An official website of the United States government

Press Freedom Day: The Power to Illuminate
May 3, 2019

Ambassador Terry Branstad
Ambassador Terry Branstad

Author Ambassador Branstad

Images and words in the news capture our attention and shape our understanding of the world.  The photo of a scientist engaged in groundbreaking research.  The sharply-worded headline explaining a breaking news story.  The moment two presidents meet and shake hands, beamed around the world for their citizens to witness.  Like sunlight, good journalism clarifies, illuminates, and informs society.  On Press Freedom Day, we reflect on how important it is to protect this fundamental right for the benefit of all.

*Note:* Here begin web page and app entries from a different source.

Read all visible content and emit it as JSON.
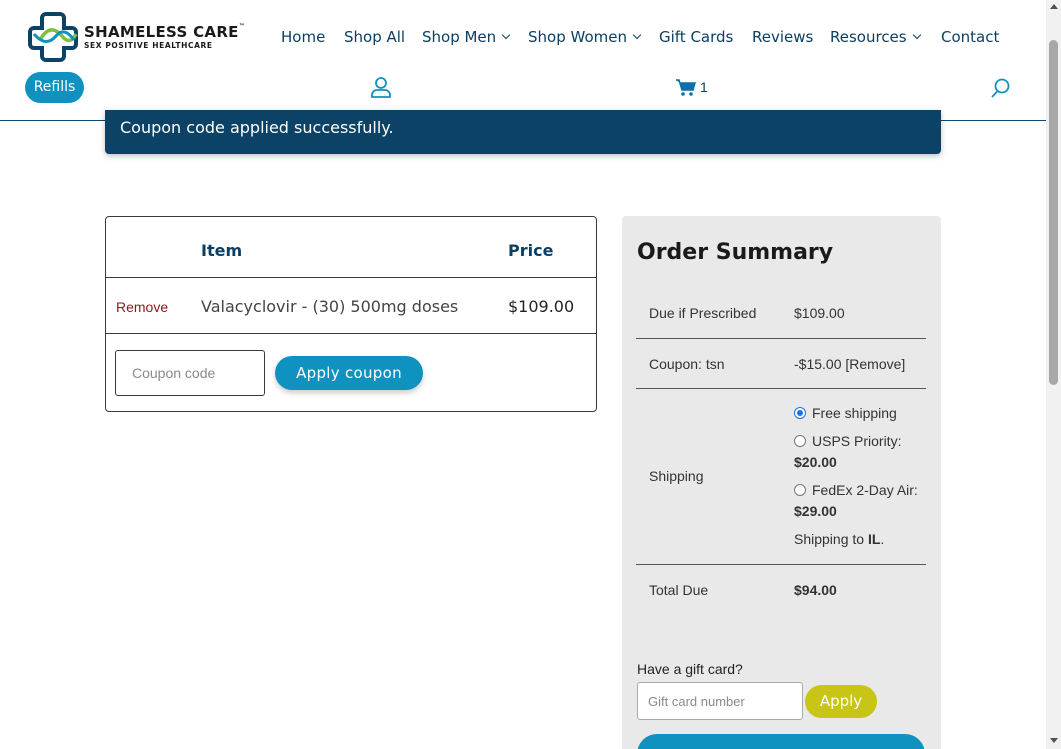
{
  "header": {
    "logo_main": "SHAMELESS CARE",
    "logo_tm": "™",
    "logo_sub": "SEX POSITIVE HEALTHCARE",
    "nav": [
      {
        "label": "Home",
        "dropdown": false
      },
      {
        "label": "Shop All",
        "dropdown": false
      },
      {
        "label": "Shop Men",
        "dropdown": true
      },
      {
        "label": "Shop Women",
        "dropdown": true
      },
      {
        "label": "Gift Cards",
        "dropdown": false
      },
      {
        "label": "Reviews",
        "dropdown": false
      },
      {
        "label": "Resources",
        "dropdown": true
      },
      {
        "label": "Contact",
        "dropdown": false
      }
    ],
    "refills_label": "Refills",
    "cart_count": "1",
    "icons": {
      "user": "user-icon",
      "cart": "cart-icon",
      "search": "search-icon"
    }
  },
  "notice": {
    "message": "Coupon code applied successfully."
  },
  "cart": {
    "col_item": "Item",
    "col_price": "Price",
    "rows": [
      {
        "remove": "Remove",
        "name": "Valacyclovir - (30) 500mg doses",
        "price": "$109.00"
      }
    ],
    "coupon_placeholder": "Coupon code",
    "apply_coupon": "Apply coupon"
  },
  "summary": {
    "title": "Order Summary",
    "due_label": "Due if Prescribed",
    "due_value": "$109.00",
    "coupon_label": "Coupon: tsn",
    "coupon_value": "-$15.00",
    "coupon_remove": "[Remove]",
    "shipping_label": "Shipping",
    "shipping_options": [
      {
        "name": "Free shipping",
        "price": "",
        "checked": true
      },
      {
        "name": "USPS Priority:",
        "price": "$20.00",
        "checked": false
      },
      {
        "name": "FedEx 2-Day Air:",
        "price": "$29.00",
        "checked": false
      }
    ],
    "shipping_to_prefix": "Shipping to",
    "shipping_to_state": "IL",
    "total_label": "Total Due",
    "total_value": "$94.00",
    "gift_label": "Have a gift card?",
    "gift_placeholder": "Gift card number",
    "gift_apply": "Apply"
  },
  "colors": {
    "brand_blue": "#0f92c0",
    "navy": "#0b4266",
    "gift_yellow": "#c9c516",
    "remove_red": "#8b1a1a"
  }
}
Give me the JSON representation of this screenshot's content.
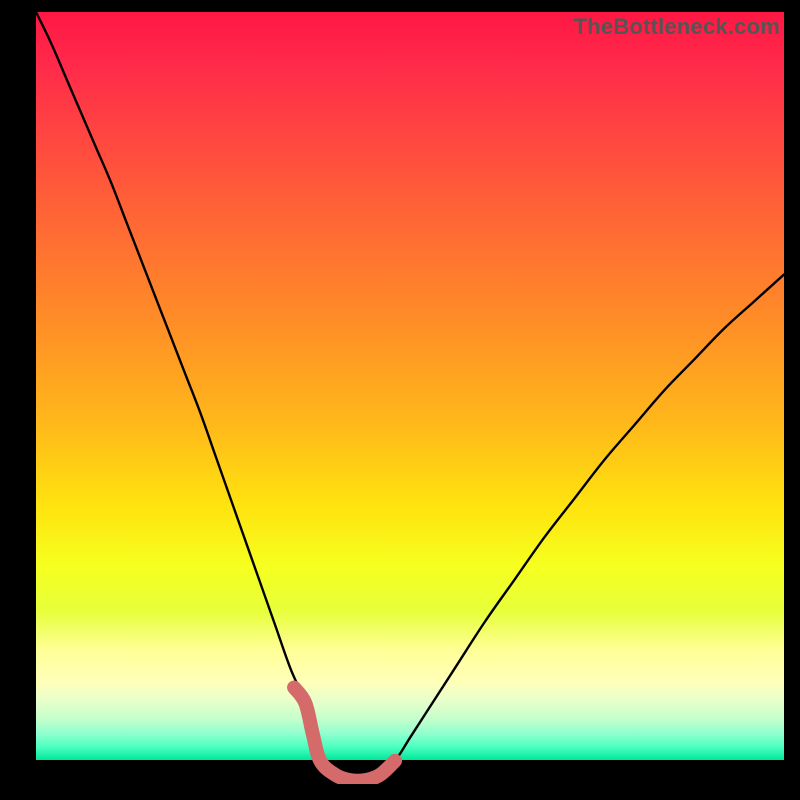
{
  "watermark": "TheBottleneck.com",
  "colors": {
    "frame": "#000000",
    "curve_stroke": "#000000",
    "highlight_stroke": "#d46a6a",
    "gradient_stops": [
      {
        "offset": 0.0,
        "color": "#ff1744"
      },
      {
        "offset": 0.07,
        "color": "#ff2a4a"
      },
      {
        "offset": 0.18,
        "color": "#ff4a3f"
      },
      {
        "offset": 0.3,
        "color": "#ff6d33"
      },
      {
        "offset": 0.42,
        "color": "#ff8f26"
      },
      {
        "offset": 0.55,
        "color": "#ffb81a"
      },
      {
        "offset": 0.66,
        "color": "#ffe30f"
      },
      {
        "offset": 0.74,
        "color": "#f6ff1f"
      },
      {
        "offset": 0.8,
        "color": "#e7ff3a"
      },
      {
        "offset": 0.855,
        "color": "#ffff99"
      },
      {
        "offset": 0.895,
        "color": "#ffffb8"
      },
      {
        "offset": 0.92,
        "color": "#e8ffca"
      },
      {
        "offset": 0.945,
        "color": "#c4ffcc"
      },
      {
        "offset": 0.965,
        "color": "#8fffce"
      },
      {
        "offset": 0.983,
        "color": "#4affc0"
      },
      {
        "offset": 1.0,
        "color": "#00e89a"
      }
    ]
  },
  "chart_data": {
    "type": "line",
    "title": "",
    "xlabel": "",
    "ylabel": "",
    "xlim": [
      0,
      100
    ],
    "ylim": [
      0,
      100
    ],
    "grid": false,
    "legend": false,
    "x": [
      0,
      2,
      4,
      6,
      8,
      10,
      12,
      14,
      16,
      18,
      20,
      22,
      24,
      26,
      28,
      30,
      32,
      34,
      36,
      37,
      38,
      40,
      42,
      44,
      46,
      48,
      50,
      52,
      56,
      60,
      64,
      68,
      72,
      76,
      80,
      84,
      88,
      92,
      96,
      100
    ],
    "values": [
      100,
      96,
      91.5,
      87,
      82.5,
      78,
      73,
      68,
      63,
      58,
      53,
      48,
      42.5,
      37,
      31.5,
      26,
      20.5,
      15,
      10.5,
      6.5,
      3.0,
      1.2,
      0.5,
      0.5,
      1.2,
      3.0,
      6.0,
      9.0,
      15.0,
      21.0,
      26.5,
      32.0,
      37.0,
      42.0,
      46.5,
      51.0,
      55.0,
      59.0,
      62.5,
      66.0
    ],
    "highlight_segment": {
      "x": [
        34.5,
        36,
        37,
        38,
        40,
        42,
        44,
        46,
        48
      ],
      "values": [
        12.5,
        10.5,
        6.5,
        3.0,
        1.2,
        0.5,
        0.5,
        1.2,
        3.0
      ]
    }
  }
}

As Ambassador to China, I benefit from the dedication of journalists, both American and Chinese.  I have enjoyed my interactions with journalists in Beijing and across the country.  They work hard, often under difficult conditions.  Their task is critical, reporting on the U.S.-China relationship, the most important bilateral relationship in the world.

Americans value journalists.  Joseph Pulitzer, the famous American media leader who created the Pulitzer prize, called journalism, “A noble profession and one of unequaled importance for its influence upon the minds and morals of the people.”

America’s founding fathers recognized the power of journalism.  So they decided to protect it against interference.  The very first line of our Constitution’s bill of rights forbids the government from limiting freedom of the press.

The results have been remarkable.  For over two hundred years, journalists have channeled society’s robust debates in America and in most parts of the world.  The winner of these debates is always the people.  Of course, as with any debate—especially one with so many voices—there is bound to be disagreement and dissatisfaction.  The important point is this: as long as the public conversation stays open, the citizens get a full picture of the story, which they can evaluate and judge for themselves.

The birth of investigative journalism in the early 20th century provides a fascinating example of how this principle plays out.  In 1902, Ira Tarbell, a young female journalists, wrote a set of magazine articles revealing that John D. Rockefeller Sr.—one of the wealthiest and most powerful Americans of his age—had engaged in decades of illegal monopolistic business practices.  His company overcharged millions of American consumers for gasoline and other common goods.  Ira’s reporting unveiled these abuses to the public, leading to the breakup of the company by government regulators.  Along the way, many people warned Ira against raising the ire of the powerful Rockefeller family, yet this journalist bravely did her job, researching and publishing the truth, thereby helping her fellow Americans root out and resolve a serious social problem.

Like Ira, generations of journalists have continued to help citizens understand the issues we face.  For journalism’s role in society to function, it is imperative for journalists to be free from undue influence, and, like Ira, report the facts.  On Press Freedom Day, let us all take a moment to commend the efforts of journalists in both the United States and China.